*Prompt:* Type out the entries again, keeping every word unchanged.

Component data from apps and pages:
--- START ---

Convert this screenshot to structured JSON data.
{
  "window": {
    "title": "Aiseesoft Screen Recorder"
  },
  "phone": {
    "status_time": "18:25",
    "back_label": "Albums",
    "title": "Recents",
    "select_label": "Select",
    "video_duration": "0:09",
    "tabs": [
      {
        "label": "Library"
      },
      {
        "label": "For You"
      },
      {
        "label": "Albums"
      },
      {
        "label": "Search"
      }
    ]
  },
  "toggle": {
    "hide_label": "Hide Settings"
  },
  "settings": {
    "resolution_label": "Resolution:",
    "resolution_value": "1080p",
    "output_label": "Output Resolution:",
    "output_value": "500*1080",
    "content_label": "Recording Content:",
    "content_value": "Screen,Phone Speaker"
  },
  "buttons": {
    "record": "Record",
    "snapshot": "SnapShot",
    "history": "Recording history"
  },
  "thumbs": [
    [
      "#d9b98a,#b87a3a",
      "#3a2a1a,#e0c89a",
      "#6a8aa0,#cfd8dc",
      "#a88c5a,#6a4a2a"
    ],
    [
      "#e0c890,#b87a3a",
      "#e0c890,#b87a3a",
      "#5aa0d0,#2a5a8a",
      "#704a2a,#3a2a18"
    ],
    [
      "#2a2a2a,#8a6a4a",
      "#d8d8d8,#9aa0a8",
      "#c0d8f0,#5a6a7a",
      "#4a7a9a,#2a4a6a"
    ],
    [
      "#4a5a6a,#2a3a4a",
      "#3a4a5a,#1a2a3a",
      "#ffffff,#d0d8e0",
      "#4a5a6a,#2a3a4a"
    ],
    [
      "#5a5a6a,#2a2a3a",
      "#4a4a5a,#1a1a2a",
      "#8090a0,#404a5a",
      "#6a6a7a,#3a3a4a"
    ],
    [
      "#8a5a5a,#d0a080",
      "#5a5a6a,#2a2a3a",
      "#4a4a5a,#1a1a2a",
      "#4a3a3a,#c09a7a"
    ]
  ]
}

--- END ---

*Solution to this problem:*
Convert this screenshot to structured JSON data.
{
  "window": {
    "title": "Aiseesoft Screen Recorder"
  },
  "phone": {
    "status_time": "18:25",
    "back_label": "Albums",
    "title": "Recents",
    "select_label": "Select",
    "video_duration": "0:09",
    "tabs": [
      {
        "label": "Library"
      },
      {
        "label": "For You"
      },
      {
        "label": "Albums"
      },
      {
        "label": "Search"
      }
    ]
  },
  "toggle": {
    "hide_label": "Hide Settings"
  },
  "settings": {
    "resolution_label": "Resolution:",
    "resolution_value": "1080p",
    "output_label": "Output Resolution:",
    "output_value": "500*1080",
    "content_label": "Recording Content:",
    "content_value": "Screen,Phone Speaker"
  },
  "buttons": {
    "record": "Record",
    "snapshot": "SnapShot",
    "history": "Recording history"
  },
  "thumbs": [
    [
      "#d9b98a,#b87a3a",
      "#3a2a1a,#e0c89a",
      "#6a8aa0,#cfd8dc",
      "#a88c5a,#6a4a2a"
    ],
    [
      "#e0c890,#b87a3a",
      "#e0c890,#b87a3a",
      "#5aa0d0,#2a5a8a",
      "#704a2a,#3a2a18"
    ],
    [
      "#2a2a2a,#8a6a4a",
      "#d8d8d8,#9aa0a8",
      "#c0d8f0,#5a6a7a",
      "#4a7a9a,#2a4a6a"
    ],
    [
      "#4a5a6a,#2a3a4a",
      "#3a4a5a,#1a2a3a",
      "#ffffff,#d0d8e0",
      "#4a5a6a,#2a3a4a"
    ],
    [
      "#5a5a6a,#2a2a3a",
      "#4a4a5a,#1a1a2a",
      "#8090a0,#404a5a",
      "#6a6a7a,#3a3a4a"
    ],
    [
      "#8a5a5a,#d0a080",
      "#5a5a6a,#2a2a3a",
      "#4a4a5a,#1a1a2a",
      "#4a3a3a,#c09a7a"
    ]
  ]
}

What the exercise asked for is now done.